#### [EXERCISE]
Each line in the entries below that holds the string "insert" is to be listed.

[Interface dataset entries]
---
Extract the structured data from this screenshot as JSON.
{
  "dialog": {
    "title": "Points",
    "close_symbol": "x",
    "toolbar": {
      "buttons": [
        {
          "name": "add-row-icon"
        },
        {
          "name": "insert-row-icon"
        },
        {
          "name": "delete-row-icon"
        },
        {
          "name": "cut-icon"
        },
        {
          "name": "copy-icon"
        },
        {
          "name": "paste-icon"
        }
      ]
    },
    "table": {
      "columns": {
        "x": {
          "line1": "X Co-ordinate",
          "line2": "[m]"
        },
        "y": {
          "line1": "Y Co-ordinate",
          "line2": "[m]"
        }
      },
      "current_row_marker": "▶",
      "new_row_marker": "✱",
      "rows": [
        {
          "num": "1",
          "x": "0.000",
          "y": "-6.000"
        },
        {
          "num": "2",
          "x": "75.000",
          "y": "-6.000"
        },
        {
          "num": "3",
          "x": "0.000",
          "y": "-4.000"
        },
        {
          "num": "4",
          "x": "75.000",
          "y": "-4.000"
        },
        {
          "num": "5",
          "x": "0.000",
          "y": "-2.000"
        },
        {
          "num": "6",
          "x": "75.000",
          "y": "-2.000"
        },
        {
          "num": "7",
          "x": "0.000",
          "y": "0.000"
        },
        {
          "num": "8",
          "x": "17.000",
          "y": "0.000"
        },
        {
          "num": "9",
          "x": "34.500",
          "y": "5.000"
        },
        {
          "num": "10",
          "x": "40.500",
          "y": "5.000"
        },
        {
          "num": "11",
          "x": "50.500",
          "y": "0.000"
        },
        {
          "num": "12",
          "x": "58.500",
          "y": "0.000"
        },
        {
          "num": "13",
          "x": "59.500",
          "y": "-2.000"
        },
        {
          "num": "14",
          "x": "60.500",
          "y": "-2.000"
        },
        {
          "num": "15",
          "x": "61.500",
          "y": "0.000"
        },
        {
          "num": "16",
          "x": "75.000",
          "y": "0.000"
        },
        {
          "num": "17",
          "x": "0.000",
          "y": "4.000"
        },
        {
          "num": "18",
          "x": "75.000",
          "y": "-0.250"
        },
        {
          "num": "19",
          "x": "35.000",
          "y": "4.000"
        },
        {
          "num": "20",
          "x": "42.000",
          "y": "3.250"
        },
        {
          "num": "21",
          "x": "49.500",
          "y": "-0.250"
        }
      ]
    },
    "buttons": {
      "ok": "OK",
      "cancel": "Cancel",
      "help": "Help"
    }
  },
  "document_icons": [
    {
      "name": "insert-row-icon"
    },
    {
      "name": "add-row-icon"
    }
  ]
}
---
#### [RESPONSE]
          "name": "insert-row-icon"
      "name": "insert-row-icon"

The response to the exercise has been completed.